## Assigned task
Return the full set of records, matching them character for character.

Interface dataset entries
/---

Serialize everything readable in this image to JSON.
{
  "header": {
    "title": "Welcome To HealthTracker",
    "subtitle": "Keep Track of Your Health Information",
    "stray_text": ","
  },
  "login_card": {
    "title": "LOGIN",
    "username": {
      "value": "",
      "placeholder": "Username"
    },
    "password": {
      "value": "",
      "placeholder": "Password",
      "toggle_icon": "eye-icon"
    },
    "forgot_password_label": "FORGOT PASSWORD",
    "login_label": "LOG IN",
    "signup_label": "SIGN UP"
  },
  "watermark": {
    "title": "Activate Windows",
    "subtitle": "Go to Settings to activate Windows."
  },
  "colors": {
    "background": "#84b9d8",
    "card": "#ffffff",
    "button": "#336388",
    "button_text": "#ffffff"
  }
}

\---

## Written answer
Serialize everything readable in this image to JSON.
{
  "header": {
    "title": "Welcome To HealthTracker",
    "subtitle": "Keep Track of Your Health Information",
    "stray_text": ","
  },
  "login_card": {
    "title": "LOGIN",
    "username": {
      "value": "",
      "placeholder": "Username"
    },
    "password": {
      "value": "",
      "placeholder": "Password",
      "toggle_icon": "eye-icon"
    },
    "forgot_password_label": "FORGOT PASSWORD",
    "login_label": "LOG IN",
    "signup_label": "SIGN UP"
  },
  "watermark": {
    "title": "Activate Windows",
    "subtitle": "Go to Settings to activate Windows."
  },
  "colors": {
    "background": "#84b9d8",
    "card": "#ffffff",
    "button": "#336388",
    "button_text": "#ffffff"
  }
}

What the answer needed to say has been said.